[REQUIREMENT]
With the images removed, write out each record exactly as given.

Web page and app entries
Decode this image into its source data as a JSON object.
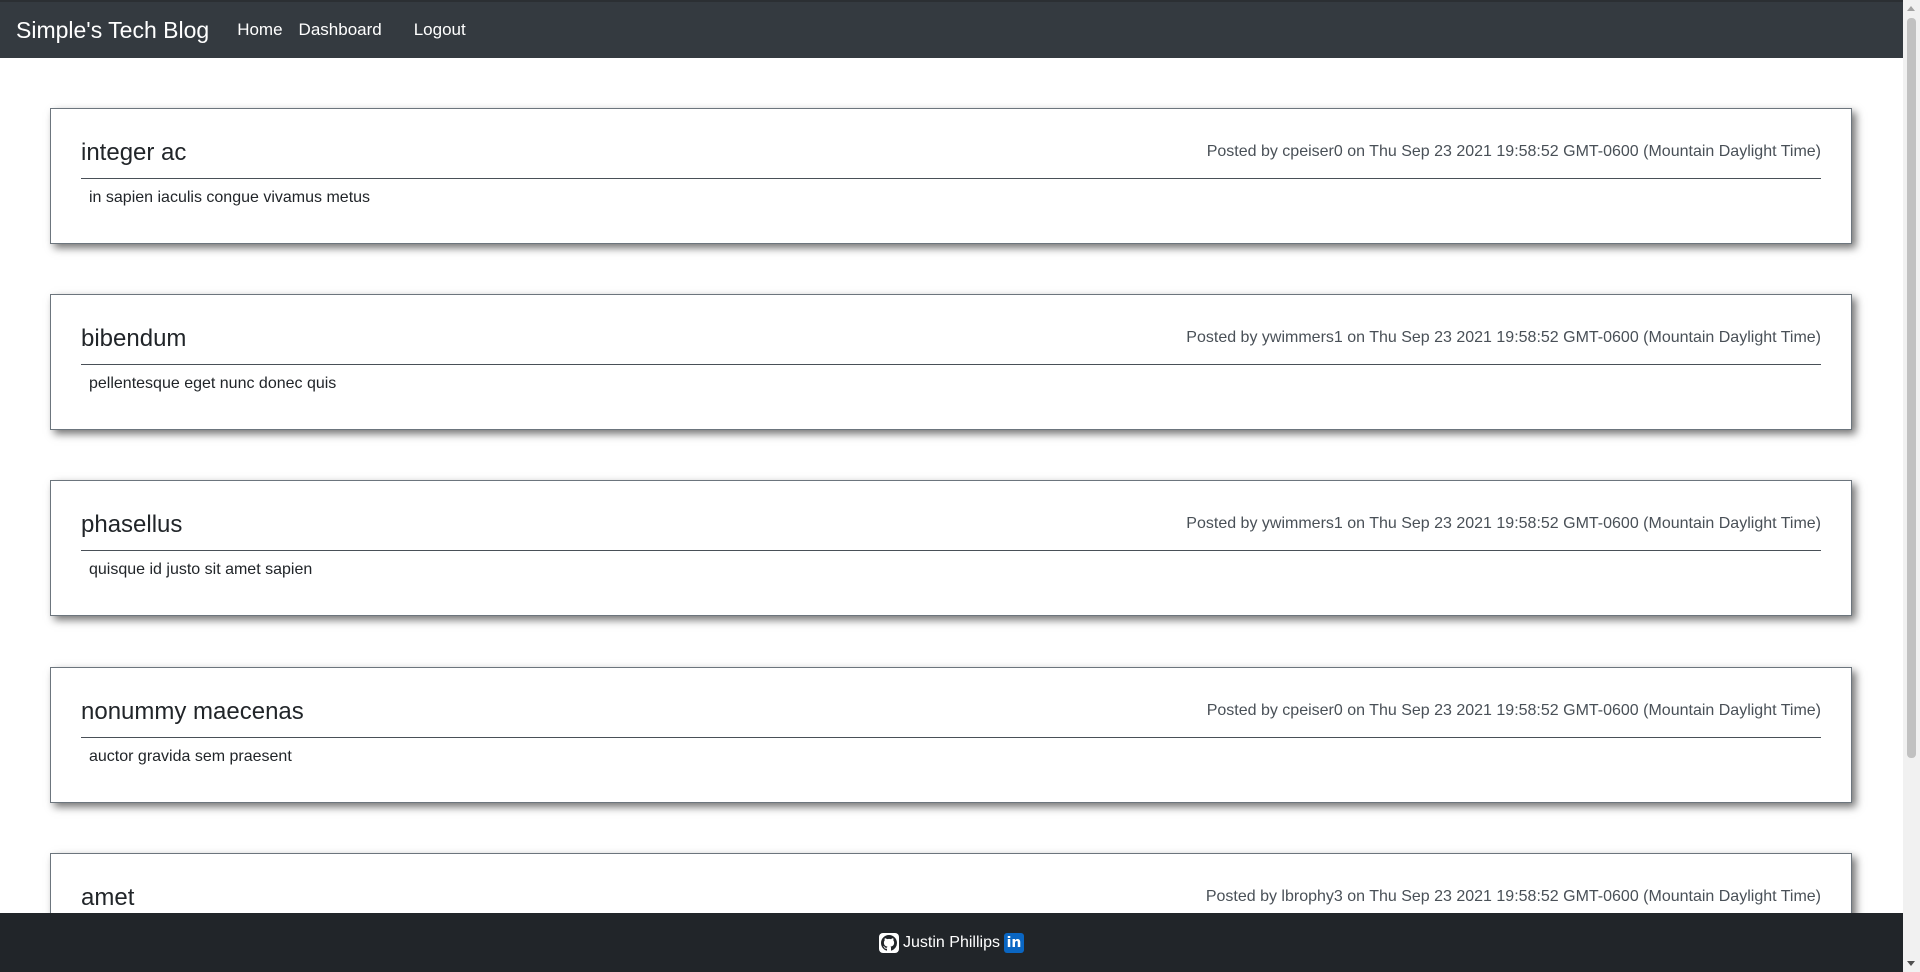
{
  "navbar": {
    "brand": "Simple's Tech Blog",
    "links": [
      "Home",
      "Dashboard",
      "Logout"
    ]
  },
  "posts": [
    {
      "title": "integer ac",
      "meta": "Posted by cpeiser0 on Thu Sep 23 2021 19:58:52 GMT-0600 (Mountain Daylight Time)",
      "body": "in sapien iaculis congue vivamus metus"
    },
    {
      "title": "bibendum",
      "meta": "Posted by ywimmers1 on Thu Sep 23 2021 19:58:52 GMT-0600 (Mountain Daylight Time)",
      "body": "pellentesque eget nunc donec quis"
    },
    {
      "title": "phasellus",
      "meta": "Posted by ywimmers1 on Thu Sep 23 2021 19:58:52 GMT-0600 (Mountain Daylight Time)",
      "body": "quisque id justo sit amet sapien"
    },
    {
      "title": "nonummy maecenas",
      "meta": "Posted by cpeiser0 on Thu Sep 23 2021 19:58:52 GMT-0600 (Mountain Daylight Time)",
      "body": "auctor gravida sem praesent"
    },
    {
      "title": "amet",
      "meta": "Posted by lbrophy3 on Thu Sep 23 2021 19:58:52 GMT-0600 (Mountain Daylight Time)",
      "body": ""
    }
  ],
  "footer": {
    "author": "Justin Phillips",
    "linkedin_glyph": "in",
    "icons": [
      "github-icon",
      "linkedin-icon"
    ]
  },
  "colors": {
    "navbar_bg": "#343a40",
    "footer_bg": "#212529",
    "linkedin": "#0a66c2"
  }
}
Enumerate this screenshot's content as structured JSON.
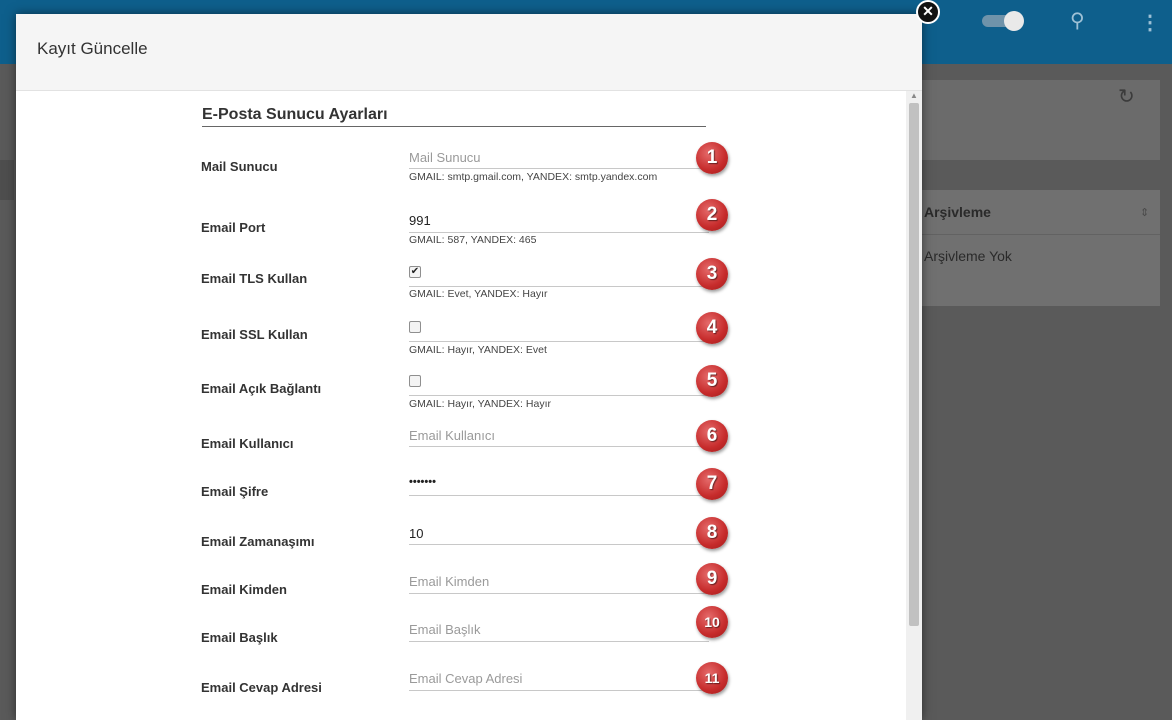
{
  "background": {
    "table_header": "Arşivleme",
    "table_cell": "Arşivleme Yok"
  },
  "modal": {
    "title": "Kayıt Güncelle",
    "section_title": "E-Posta Sunucu Ayarları",
    "fields": [
      {
        "label": "Mail Sunucu",
        "value": "",
        "placeholder": "Mail Sunucu",
        "hint": "GMAIL: smtp.gmail.com, YANDEX: smtp.yandex.com",
        "badge": "1"
      },
      {
        "label": "Email Port",
        "value": "991",
        "placeholder": "",
        "hint": "GMAIL: 587, YANDEX: 465",
        "badge": "2"
      },
      {
        "label": "Email TLS Kullan",
        "checked": true,
        "hint": "GMAIL: Evet, YANDEX: Hayır",
        "badge": "3"
      },
      {
        "label": "Email SSL Kullan",
        "checked": false,
        "hint": "GMAIL: Hayır, YANDEX: Evet",
        "badge": "4"
      },
      {
        "label": "Email Açık Bağlantı",
        "checked": false,
        "hint": "GMAIL: Hayır, YANDEX: Hayır",
        "badge": "5"
      },
      {
        "label": "Email Kullanıcı",
        "value": "",
        "placeholder": "Email Kullanıcı",
        "badge": "6"
      },
      {
        "label": "Email Şifre",
        "value": "•••••••",
        "placeholder": "",
        "badge": "7"
      },
      {
        "label": "Email Zamanaşımı",
        "value": "10",
        "placeholder": "",
        "badge": "8"
      },
      {
        "label": "Email Kimden",
        "value": "",
        "placeholder": "Email Kimden",
        "badge": "9"
      },
      {
        "label": "Email Başlık",
        "value": "",
        "placeholder": "Email Başlık",
        "badge": "10"
      },
      {
        "label": "Email Cevap Adresi",
        "value": "",
        "placeholder": "Email Cevap Adresi",
        "badge": "11"
      }
    ]
  },
  "icons": {
    "close": "close-icon",
    "search": "search-icon",
    "more": "more-vert-icon",
    "refresh": "refresh-icon",
    "toggle": "toggle-switch",
    "badge_color": "#c62b2b"
  }
}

[RESPONSE AREA]
Decode this image into its source data as a JSON object.
{
  "navbar": {
    "brand": "Simple's Tech Blog",
    "links": [
      "Home",
      "Dashboard",
      "Logout"
    ]
  },
  "posts": [
    {
      "title": "integer ac",
      "meta": "Posted by cpeiser0 on Thu Sep 23 2021 19:58:52 GMT-0600 (Mountain Daylight Time)",
      "body": "in sapien iaculis congue vivamus metus"
    },
    {
      "title": "bibendum",
      "meta": "Posted by ywimmers1 on Thu Sep 23 2021 19:58:52 GMT-0600 (Mountain Daylight Time)",
      "body": "pellentesque eget nunc donec quis"
    },
    {
      "title": "phasellus",
      "meta": "Posted by ywimmers1 on Thu Sep 23 2021 19:58:52 GMT-0600 (Mountain Daylight Time)",
      "body": "quisque id justo sit amet sapien"
    },
    {
      "title": "nonummy maecenas",
      "meta": "Posted by cpeiser0 on Thu Sep 23 2021 19:58:52 GMT-0600 (Mountain Daylight Time)",
      "body": "auctor gravida sem praesent"
    },
    {
      "title": "amet",
      "meta": "Posted by lbrophy3 on Thu Sep 23 2021 19:58:52 GMT-0600 (Mountain Daylight Time)",
      "body": ""
    }
  ],
  "footer": {
    "author": "Justin Phillips",
    "linkedin_glyph": "in",
    "icons": [
      "github-icon",
      "linkedin-icon"
    ]
  },
  "colors": {
    "navbar_bg": "#343a40",
    "footer_bg": "#212529",
    "linkedin": "#0a66c2"
  }
}
Enumerate this screenshot's content as structured JSON.
{
  "background": {
    "table_header": "Arşivleme",
    "table_cell": "Arşivleme Yok"
  },
  "modal": {
    "title": "Kayıt Güncelle",
    "section_title": "E-Posta Sunucu Ayarları",
    "fields": [
      {
        "label": "Mail Sunucu",
        "value": "",
        "placeholder": "Mail Sunucu",
        "hint": "GMAIL: smtp.gmail.com, YANDEX: smtp.yandex.com",
        "badge": "1"
      },
      {
        "label": "Email Port",
        "value": "991",
        "placeholder": "",
        "hint": "GMAIL: 587, YANDEX: 465",
        "badge": "2"
      },
      {
        "label": "Email TLS Kullan",
        "checked": true,
        "hint": "GMAIL: Evet, YANDEX: Hayır",
        "badge": "3"
      },
      {
        "label": "Email SSL Kullan",
        "checked": false,
        "hint": "GMAIL: Hayır, YANDEX: Evet",
        "badge": "4"
      },
      {
        "label": "Email Açık Bağlantı",
        "checked": false,
        "hint": "GMAIL: Hayır, YANDEX: Hayır",
        "badge": "5"
      },
      {
        "label": "Email Kullanıcı",
        "value": "",
        "placeholder": "Email Kullanıcı",
        "badge": "6"
      },
      {
        "label": "Email Şifre",
        "value": "•••••••",
        "placeholder": "",
        "badge": "7"
      },
      {
        "label": "Email Zamanaşımı",
        "value": "10",
        "placeholder": "",
        "badge": "8"
      },
      {
        "label": "Email Kimden",
        "value": "",
        "placeholder": "Email Kimden",
        "badge": "9"
      },
      {
        "label": "Email Başlık",
        "value": "",
        "placeholder": "Email Başlık",
        "badge": "10"
      },
      {
        "label": "Email Cevap Adresi",
        "value": "",
        "placeholder": "Email Cevap Adresi",
        "badge": "11"
      }
    ]
  },
  "icons": {
    "close": "close-icon",
    "search": "search-icon",
    "more": "more-vert-icon",
    "refresh": "refresh-icon",
    "toggle": "toggle-switch",
    "badge_color": "#c62b2b"
  }
}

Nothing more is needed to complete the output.